White House: A Hostile Environment for Women?

President Obama is in hot water and not just because of his sinking approval rating. A new book titled Confidence Men: Wall Street, Washington, and the Education of a President, by Ron Suskind, reveals that the White House may be a testosterone filled environment hostile to women.

Tension within the administration began early in the Obama presidency when women felt that they had less access to the president than their male counterparts. They also felt left out of many important meetings and decisions. The situation grew so intense that Obama held a dinner for the women on his team in November 2009 in order to assure them that he valued their work.

At the dinner, the book reveals that the women aired their complaints directly to the President. Many of the women in the book say the President offered them “empowering” words at the table.

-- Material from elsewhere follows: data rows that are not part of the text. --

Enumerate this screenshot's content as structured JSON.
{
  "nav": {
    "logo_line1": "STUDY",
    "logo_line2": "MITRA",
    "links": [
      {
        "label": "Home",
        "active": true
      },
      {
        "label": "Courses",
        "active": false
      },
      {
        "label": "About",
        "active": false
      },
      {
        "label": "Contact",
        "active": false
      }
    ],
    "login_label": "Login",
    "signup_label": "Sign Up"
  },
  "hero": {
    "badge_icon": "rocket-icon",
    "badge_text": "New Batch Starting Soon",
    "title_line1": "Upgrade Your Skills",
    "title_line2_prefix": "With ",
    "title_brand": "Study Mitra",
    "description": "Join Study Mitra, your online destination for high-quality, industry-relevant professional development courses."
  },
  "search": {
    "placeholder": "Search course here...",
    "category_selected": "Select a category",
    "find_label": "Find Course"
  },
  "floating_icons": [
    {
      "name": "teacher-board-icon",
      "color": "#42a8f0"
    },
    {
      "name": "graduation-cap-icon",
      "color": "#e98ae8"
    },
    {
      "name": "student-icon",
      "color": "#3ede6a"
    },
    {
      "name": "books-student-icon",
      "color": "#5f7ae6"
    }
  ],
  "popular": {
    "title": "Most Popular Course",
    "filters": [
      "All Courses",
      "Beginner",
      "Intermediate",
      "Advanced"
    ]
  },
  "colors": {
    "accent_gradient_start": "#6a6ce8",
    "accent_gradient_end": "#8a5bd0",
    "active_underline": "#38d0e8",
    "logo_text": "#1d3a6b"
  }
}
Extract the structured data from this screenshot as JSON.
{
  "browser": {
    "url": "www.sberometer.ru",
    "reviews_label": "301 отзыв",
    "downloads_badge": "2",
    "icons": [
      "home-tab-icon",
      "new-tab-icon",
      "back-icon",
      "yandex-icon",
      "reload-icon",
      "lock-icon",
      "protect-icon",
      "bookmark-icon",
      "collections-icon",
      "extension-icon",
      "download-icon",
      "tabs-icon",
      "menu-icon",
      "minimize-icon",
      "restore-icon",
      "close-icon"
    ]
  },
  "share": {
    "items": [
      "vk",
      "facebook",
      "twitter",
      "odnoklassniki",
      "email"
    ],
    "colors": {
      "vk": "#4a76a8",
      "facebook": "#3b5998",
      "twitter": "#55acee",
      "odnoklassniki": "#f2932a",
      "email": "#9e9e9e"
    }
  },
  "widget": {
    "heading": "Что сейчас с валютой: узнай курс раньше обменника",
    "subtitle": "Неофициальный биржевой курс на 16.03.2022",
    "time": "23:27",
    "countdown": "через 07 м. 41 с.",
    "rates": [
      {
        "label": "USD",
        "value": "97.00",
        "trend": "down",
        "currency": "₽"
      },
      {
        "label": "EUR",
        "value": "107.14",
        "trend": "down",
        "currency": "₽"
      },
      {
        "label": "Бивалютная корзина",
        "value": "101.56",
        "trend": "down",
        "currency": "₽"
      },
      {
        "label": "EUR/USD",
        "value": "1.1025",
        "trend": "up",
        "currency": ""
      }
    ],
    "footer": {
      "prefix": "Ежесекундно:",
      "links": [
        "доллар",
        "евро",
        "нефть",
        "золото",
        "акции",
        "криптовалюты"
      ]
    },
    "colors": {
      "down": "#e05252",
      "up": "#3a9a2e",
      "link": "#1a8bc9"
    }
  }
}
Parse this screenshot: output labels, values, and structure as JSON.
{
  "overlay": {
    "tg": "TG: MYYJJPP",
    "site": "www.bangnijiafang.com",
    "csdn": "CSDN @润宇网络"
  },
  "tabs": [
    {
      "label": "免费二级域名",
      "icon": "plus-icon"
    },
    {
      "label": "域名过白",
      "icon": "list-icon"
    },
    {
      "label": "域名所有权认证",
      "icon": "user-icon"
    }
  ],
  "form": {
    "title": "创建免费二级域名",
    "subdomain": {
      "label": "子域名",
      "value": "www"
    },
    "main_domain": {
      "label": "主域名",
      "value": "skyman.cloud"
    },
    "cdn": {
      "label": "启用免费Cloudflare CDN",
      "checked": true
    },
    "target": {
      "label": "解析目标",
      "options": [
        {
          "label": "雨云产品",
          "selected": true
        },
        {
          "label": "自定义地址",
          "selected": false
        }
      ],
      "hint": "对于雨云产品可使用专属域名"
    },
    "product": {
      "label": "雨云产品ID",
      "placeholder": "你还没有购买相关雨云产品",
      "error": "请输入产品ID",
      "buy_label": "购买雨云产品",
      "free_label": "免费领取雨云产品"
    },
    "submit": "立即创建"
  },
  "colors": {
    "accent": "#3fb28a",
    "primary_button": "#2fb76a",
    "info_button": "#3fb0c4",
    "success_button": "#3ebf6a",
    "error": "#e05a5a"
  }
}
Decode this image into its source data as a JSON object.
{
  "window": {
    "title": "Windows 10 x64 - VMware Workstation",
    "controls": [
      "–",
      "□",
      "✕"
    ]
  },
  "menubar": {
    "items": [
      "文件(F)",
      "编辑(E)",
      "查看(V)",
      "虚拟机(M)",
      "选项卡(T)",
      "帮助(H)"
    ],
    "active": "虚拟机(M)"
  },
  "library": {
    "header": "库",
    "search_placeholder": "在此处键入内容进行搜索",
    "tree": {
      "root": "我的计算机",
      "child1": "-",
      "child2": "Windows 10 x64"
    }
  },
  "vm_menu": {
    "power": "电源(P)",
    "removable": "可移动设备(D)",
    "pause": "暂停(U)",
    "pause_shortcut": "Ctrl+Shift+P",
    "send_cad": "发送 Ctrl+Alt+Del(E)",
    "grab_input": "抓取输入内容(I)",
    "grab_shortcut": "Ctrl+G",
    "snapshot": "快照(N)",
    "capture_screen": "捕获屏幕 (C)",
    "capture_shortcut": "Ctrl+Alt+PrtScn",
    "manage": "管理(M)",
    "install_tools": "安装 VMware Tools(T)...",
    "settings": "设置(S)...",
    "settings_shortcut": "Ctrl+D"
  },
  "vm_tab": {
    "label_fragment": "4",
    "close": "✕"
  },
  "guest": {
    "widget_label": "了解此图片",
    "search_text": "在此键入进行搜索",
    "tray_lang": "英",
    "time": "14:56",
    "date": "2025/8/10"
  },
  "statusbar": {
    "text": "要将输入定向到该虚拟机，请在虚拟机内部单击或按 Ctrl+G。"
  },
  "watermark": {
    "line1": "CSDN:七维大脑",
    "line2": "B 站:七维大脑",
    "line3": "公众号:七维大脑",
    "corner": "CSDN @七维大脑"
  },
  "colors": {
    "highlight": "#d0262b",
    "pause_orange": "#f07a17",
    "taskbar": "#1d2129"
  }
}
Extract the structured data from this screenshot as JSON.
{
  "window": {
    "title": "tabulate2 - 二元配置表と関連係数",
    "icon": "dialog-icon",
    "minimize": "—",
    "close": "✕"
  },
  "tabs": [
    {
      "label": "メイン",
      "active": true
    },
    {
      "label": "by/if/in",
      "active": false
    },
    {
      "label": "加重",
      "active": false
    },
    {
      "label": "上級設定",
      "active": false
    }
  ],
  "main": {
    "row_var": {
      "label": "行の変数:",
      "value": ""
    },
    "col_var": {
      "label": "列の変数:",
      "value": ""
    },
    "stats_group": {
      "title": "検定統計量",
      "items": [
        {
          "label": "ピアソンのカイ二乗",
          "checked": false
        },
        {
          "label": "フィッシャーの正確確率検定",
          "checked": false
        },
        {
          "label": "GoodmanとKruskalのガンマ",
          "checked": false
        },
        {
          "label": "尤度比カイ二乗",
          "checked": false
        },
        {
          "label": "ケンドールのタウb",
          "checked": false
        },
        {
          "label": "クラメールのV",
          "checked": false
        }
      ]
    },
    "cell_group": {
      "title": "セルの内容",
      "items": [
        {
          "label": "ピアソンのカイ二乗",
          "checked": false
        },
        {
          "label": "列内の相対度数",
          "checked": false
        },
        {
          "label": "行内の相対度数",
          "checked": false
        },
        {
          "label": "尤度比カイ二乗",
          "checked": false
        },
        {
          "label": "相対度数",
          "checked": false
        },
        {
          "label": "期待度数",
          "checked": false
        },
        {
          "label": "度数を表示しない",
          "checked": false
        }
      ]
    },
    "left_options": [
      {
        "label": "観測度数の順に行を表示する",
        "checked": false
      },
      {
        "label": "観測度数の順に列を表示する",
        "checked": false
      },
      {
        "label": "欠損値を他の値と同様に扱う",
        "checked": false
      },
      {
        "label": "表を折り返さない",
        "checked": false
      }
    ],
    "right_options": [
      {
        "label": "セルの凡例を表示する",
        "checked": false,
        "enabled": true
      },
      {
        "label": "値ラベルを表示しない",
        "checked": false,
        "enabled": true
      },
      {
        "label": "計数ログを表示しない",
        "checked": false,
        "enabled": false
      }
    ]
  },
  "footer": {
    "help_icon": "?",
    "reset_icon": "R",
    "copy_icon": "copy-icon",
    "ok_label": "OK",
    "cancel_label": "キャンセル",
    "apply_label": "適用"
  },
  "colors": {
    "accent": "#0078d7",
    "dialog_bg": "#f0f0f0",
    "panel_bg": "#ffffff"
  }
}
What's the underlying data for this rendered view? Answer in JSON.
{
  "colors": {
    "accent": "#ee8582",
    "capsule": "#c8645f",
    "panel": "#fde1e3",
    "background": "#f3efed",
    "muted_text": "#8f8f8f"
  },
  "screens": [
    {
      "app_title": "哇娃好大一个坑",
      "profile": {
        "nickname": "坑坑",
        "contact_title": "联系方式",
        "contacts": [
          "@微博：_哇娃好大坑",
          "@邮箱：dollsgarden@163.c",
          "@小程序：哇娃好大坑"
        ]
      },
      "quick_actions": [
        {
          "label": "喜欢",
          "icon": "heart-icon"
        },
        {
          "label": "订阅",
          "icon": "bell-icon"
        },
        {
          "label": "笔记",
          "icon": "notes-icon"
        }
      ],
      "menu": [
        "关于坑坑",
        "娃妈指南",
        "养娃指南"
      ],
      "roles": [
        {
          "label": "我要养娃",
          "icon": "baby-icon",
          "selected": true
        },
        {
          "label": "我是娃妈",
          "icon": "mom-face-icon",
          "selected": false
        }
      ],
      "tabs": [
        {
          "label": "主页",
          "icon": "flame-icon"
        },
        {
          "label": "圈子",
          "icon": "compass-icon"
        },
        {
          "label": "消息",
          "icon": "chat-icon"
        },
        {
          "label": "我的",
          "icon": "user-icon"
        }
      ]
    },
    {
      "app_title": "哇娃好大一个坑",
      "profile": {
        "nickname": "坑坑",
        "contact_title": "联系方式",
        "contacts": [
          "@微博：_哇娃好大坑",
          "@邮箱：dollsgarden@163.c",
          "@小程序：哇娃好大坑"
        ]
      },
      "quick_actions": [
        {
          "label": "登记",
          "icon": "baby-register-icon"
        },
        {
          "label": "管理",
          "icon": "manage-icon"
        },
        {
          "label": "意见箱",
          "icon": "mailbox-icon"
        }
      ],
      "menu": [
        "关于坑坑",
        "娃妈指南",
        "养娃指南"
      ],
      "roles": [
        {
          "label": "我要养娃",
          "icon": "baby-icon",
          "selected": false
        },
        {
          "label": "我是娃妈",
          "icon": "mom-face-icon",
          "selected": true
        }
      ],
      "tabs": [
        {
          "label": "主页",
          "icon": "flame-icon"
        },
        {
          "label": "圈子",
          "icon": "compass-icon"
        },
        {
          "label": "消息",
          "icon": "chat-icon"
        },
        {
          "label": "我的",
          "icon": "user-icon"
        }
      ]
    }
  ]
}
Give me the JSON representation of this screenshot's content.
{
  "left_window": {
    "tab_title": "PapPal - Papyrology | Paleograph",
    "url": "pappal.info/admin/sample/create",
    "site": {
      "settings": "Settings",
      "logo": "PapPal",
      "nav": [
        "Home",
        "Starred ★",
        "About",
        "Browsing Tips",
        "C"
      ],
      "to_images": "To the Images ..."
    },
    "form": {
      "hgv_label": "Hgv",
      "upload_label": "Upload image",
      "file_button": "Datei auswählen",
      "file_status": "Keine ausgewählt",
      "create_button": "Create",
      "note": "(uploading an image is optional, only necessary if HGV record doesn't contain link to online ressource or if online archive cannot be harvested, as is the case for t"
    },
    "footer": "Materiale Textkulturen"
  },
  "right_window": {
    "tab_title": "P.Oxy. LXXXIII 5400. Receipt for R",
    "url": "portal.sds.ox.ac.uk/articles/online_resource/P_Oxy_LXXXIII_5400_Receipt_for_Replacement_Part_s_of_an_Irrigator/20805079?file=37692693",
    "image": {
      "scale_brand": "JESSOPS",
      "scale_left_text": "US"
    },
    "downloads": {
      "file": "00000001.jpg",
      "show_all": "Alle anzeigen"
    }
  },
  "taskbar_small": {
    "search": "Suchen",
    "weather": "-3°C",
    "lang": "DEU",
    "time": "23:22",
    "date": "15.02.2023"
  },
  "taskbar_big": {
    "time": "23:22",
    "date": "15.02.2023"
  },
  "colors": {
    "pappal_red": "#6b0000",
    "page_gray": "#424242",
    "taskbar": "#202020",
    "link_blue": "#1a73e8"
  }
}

“There were some issues early on with women feeling as though they hadn’t figured out what their role was going to be on the senior team at the White House,” senior adviser Valerie Jarrett said in an interview Monday to The Washington Post. “Most of the women hadn’t worked on the campaign, and so they didn’t have a personal relationship with the president.”

Tensions didn’t stem just from having little face time with the President, however. According to Suskin, many top female officials felt harassed. Christina Romer, a former economic advisor to President Barack Obama who, reportedly told Suskin that the atmosphere at the White House made her feel “like a piece of meat.”

The women recount that at the dinner the President listened intently to what they had to say. According to one account, however, the President failed to turn his comforting words into action. One top official is recorded as saying, “the president initially discounted the complaints he heard that women, particularly on his economic team, were making. He saw the tough climate as just that - the intense atmosphere of a White House, fostered by competitive people at the top of their game.”

Since the book’s release, however, many of the women have claimed that their quotes were taken out of context. Former communications director Anita Dunn claimed that her quote was made up all together. In the book, Dunn is quoted to say that the White House “would be in court for a hostile workplace… Because it actually fit all of the classic legal requirements for a genuinely hostile workplace to women.’”

According to Suskind, her denial is a part of a damage control plan that the White House is rolling out. In order to save his credibility, Suskind released the audio tapes of his interview with Dunn. On the tapes, according to The Washington Post, the quote is correct, word-for-word.

The fact that the administration is made up of mostly males is nothing too surprising. Most campaigns and political operations across the country are run by men. Therefore, it may be natural that footballs are tossed during staff meetings or rough language exchanged, as one account in the book describes.

But that’s besides the point, according to David Almasi, executive director of the National Center for Public Policy Research.

“Every president has a duty and privilege to hire the best people for the job,” he said. “Regardless of race, gender, religion, etc., he should be getting the best people. Just because numerically women don’t represent as much of the staff as men do, it doesn’t matter.”

He added, “The real problem is with the treatment. Women are saying they aren’t getting a fair shake once they enter the White House. Everyone that’s hired should be on equal footing with other people of their own caliber regardless of gender.”

The book is based on more than 700 hours of interviews, including one with Obama and other top officials.